As we weaved through commercial corridors and narrow neighborhood arteries last week, all of this seemed to be shifting from a sort of quiet mode of survival into an overt assertion of power. Scattered action commanded the attention of onlookers. Quarter-sheet fliers were tossed into open bus windows, open supermarkets and even into the day’s light breeze, scattering like ticker tape. Two masked young women darted out of the crowd periodically, spray-painting a stencil onto walls featuring a sort of close-up frontal image of a boy with his fist forward, reading “The sons of Adolf will receive a red and black punch” (a reference to the colors of the traditional anarchist flag). The smell of fresh spray paint hung in the air, the fire to its smoke appearing on walls, the sides of buses, and – a newly favorite target in the country’s crisis – establishments set up to buy people’s gold. These entrepreneurs are referred to as mavragoriters – a term coined during Greece’s years under Nazi occupation. “They were Greeks, usually friends of or sympathetic to the Nazis, and they took advantage of the crisis and the starvation that existed all over the country,” explained a young woman, who asked not to be named. “It reached a point where they were buying houses in exchange for two bottles of olive oil, or quantities of rice.”
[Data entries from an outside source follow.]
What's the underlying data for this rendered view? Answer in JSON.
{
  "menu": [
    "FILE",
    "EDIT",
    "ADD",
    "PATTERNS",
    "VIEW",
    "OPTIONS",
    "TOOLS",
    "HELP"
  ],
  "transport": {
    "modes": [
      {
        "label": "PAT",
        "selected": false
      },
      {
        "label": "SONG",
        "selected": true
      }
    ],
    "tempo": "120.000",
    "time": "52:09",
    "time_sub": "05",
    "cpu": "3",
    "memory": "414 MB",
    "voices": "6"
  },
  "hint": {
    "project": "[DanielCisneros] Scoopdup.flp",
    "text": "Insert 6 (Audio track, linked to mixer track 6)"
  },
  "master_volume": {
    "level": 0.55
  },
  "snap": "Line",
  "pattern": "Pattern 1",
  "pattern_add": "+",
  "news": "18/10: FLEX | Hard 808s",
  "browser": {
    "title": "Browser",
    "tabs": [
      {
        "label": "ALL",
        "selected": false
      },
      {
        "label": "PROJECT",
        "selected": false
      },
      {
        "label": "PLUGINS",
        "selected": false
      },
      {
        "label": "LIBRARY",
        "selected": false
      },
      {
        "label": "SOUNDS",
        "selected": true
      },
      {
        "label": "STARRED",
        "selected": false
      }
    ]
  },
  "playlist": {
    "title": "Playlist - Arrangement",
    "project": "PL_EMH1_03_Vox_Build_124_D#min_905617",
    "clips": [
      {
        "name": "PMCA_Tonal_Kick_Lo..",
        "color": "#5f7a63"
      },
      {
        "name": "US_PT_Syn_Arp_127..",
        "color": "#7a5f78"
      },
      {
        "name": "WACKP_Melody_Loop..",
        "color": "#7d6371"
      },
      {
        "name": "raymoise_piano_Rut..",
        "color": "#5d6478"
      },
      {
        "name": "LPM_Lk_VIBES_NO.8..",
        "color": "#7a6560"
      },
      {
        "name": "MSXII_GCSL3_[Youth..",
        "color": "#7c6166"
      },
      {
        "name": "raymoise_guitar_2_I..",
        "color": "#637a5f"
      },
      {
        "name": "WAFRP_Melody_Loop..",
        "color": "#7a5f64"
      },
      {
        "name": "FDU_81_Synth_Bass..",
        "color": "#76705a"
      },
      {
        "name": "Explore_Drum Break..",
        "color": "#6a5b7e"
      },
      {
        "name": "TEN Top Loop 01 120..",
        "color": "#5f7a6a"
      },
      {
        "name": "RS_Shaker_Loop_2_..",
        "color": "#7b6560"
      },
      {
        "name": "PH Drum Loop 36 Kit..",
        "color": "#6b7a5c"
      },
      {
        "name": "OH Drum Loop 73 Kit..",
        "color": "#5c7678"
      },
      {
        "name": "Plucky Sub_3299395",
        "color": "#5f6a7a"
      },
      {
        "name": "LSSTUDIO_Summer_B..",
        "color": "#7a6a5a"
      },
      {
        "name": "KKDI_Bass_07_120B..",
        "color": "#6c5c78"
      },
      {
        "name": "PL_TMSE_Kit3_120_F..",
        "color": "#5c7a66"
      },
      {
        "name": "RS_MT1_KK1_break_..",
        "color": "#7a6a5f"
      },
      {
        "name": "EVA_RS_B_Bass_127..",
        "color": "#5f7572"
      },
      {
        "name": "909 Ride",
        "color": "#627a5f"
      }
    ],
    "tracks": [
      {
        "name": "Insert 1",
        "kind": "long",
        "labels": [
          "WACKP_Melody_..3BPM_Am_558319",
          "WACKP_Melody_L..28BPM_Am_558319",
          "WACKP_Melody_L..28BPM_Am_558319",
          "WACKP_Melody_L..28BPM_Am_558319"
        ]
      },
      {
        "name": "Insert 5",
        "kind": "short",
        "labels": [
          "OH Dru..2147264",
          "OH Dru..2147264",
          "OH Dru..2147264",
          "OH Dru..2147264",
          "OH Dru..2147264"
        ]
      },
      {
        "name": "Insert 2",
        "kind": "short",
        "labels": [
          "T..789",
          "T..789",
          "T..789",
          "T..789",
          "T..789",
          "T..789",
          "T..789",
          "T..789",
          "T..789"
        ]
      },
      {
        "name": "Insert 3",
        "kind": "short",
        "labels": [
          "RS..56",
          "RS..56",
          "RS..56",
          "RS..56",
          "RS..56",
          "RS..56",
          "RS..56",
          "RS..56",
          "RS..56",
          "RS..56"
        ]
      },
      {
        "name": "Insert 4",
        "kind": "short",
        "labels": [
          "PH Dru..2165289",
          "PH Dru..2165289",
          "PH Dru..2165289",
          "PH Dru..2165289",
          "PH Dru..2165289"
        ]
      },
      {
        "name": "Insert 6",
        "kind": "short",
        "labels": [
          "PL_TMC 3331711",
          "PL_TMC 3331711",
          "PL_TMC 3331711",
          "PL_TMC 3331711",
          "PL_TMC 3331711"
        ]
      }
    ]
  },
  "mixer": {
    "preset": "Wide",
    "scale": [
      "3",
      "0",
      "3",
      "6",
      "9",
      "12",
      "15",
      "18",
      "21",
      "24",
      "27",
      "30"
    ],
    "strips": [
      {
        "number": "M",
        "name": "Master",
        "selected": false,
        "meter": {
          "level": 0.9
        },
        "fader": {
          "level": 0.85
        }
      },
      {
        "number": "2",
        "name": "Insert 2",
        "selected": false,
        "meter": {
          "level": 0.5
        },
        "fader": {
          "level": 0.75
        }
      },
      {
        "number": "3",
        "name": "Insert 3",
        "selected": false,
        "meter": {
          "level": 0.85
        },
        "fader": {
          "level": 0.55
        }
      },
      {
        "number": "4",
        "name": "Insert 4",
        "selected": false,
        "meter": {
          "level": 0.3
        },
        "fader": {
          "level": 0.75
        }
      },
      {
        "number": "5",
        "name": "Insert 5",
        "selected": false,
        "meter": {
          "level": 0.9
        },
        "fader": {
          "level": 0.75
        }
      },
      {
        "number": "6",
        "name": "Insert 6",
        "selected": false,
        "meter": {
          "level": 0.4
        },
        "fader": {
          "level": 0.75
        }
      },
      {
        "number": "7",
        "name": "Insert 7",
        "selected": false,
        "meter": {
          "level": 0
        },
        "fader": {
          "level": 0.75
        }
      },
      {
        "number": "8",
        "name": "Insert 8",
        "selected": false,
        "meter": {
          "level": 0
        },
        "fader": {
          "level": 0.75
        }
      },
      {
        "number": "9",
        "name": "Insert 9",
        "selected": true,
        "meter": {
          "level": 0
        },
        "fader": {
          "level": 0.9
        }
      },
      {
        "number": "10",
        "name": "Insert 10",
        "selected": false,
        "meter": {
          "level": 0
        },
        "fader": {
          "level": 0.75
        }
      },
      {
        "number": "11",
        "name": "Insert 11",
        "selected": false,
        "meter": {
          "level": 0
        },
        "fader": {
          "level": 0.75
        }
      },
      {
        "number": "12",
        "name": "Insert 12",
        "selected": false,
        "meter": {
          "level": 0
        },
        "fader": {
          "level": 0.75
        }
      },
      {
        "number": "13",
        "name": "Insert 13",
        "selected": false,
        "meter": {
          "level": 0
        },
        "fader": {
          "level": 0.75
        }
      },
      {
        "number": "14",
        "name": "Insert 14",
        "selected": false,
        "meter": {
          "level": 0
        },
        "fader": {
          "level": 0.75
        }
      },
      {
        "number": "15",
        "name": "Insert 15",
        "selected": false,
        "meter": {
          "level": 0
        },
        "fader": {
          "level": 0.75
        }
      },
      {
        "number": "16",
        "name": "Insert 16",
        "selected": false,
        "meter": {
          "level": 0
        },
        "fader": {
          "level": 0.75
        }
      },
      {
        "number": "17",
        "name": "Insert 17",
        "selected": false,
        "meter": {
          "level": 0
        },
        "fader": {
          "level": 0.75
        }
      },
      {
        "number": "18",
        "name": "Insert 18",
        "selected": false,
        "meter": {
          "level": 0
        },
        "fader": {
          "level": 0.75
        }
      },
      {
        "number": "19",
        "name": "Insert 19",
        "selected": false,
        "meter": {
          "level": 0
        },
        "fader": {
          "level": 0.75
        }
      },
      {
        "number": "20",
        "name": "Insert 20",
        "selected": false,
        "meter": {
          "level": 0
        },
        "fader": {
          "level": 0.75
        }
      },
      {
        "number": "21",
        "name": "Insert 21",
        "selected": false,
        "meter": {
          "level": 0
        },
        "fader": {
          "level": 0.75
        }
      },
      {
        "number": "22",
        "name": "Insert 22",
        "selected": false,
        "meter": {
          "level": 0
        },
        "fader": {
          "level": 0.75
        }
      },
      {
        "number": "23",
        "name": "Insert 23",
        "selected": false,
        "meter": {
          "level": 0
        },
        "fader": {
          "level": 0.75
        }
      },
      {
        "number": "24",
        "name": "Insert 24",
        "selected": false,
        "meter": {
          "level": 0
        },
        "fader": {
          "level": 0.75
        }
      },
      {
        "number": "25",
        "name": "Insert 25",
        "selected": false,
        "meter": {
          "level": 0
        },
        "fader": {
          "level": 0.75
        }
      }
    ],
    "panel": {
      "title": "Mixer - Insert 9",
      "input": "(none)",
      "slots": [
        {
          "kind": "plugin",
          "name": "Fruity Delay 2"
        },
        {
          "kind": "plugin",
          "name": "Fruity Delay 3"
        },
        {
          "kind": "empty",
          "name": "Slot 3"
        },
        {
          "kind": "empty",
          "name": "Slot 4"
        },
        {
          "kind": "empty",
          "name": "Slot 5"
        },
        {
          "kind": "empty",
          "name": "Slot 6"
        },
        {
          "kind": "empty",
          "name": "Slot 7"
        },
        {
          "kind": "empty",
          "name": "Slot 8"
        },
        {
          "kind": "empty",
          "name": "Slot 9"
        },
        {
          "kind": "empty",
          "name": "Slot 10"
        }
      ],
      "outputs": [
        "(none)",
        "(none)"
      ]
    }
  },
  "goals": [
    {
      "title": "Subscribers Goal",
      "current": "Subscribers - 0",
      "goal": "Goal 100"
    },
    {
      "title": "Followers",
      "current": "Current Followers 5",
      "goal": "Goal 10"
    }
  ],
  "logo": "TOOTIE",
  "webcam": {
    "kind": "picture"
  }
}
The subtext of the young woman’s description seems the soul of the Popular Assemblies: dignity. She later pointed me to a communiqué posted at Indymedia Athens, in which anarchists in the city set about countering the neoliberal mantra heard around the country, and the ethics of the mavragoriters – “No job is a shame.” The Popular Assemblies appear to operate from the inverse that appears in the communiqué “Shame is not a job.” Surviving merely to revive histories of foreign occupation or homegrown fascism, for them, is a path without hope.